Storyville Records

Bailey, Benny

Benny Bailey, born Ernest Harold Bailey (13 August 1925 in Cleveland, Ohio – 14 April 2005 in Amsterdam), was an American bebop and hard-bop jazz trumpeter. Bailey had some training in piano and flute in his youth, but switched to trumpet, and concentrated on the instrument while at the Cleveland Institute of Music. In the early 1940s he worked with Bull Moose Jackson and Scatman Crothers. He later worked with Dizzy Gillespie and toured with Lionel Hampton. During a European tour with Hampton he decided to stay in Europe and spend time in Sweden. This Swedish period saw him working with Harry Arnold's big band. He tended to prefer big bands over small groups and became associated with several big bands in Europe including The Kenny Clarke-Francy Boland Big Band. Later he began to work with Quincy Jones and that led to a brief return to the United States in 1960. After that he migrated to Germany, and later the Netherlands. In 1969 he played on Eddie Harris and Les McCann's album Swiss Movement which was recorded live at the Montreux Jazz Festival, even though it was not normally his style of music. Then in 1988 he worked with Tony Coe and he kept producing albums until 2000 when he was in his mid-70s. Bailey died at home in Amsterdam on April 14, 2005.

Recordings

Howard McGhee / Teddy Edwards / Benny Bailey: Jazzcraft Studio Recordings 1978-79
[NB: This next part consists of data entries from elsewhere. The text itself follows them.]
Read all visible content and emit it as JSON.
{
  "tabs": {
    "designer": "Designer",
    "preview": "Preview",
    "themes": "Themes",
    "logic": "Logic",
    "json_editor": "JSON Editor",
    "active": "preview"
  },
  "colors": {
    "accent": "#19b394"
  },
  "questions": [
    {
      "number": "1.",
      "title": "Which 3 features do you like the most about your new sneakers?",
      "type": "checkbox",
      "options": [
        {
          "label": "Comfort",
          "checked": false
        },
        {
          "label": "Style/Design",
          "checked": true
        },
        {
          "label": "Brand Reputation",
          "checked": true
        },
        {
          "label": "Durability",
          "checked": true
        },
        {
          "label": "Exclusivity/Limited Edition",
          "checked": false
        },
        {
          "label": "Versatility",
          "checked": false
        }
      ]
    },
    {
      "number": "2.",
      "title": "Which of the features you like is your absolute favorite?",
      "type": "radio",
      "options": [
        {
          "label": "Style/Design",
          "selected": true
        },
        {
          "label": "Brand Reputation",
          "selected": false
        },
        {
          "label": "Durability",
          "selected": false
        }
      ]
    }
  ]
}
Jazzcraft is a new addition to the Storyville family of labels. It was founded by Lars Johansen, who went to New York and Los Angeles in 1977, 1978, and 1979 for the purpose of recording some of the key players of post-war jazz. In various combinations, they perform music that is a staple in the Bop repertoire: compositions by Charlie Parker, Thelonious Monk, Tadd Dameron, Oscar Pettiford, Fats Navarro, and Bud Powell, right up to John Coltrane. The initial release of three double albums features performances by stellar groups under the leadership of such mainstays of modern post-war jazz as Howard McGhee, Teddy Edwards, and Benny Bailey. The “sidemen” are also of up-front caliber, including Barry Harris, Sonny Redd, and Art Hillery—all stunningly propelled by the likes of Leroy Vinegar, Lisle Atkinson, Billy Higgins, and Bobby Durham.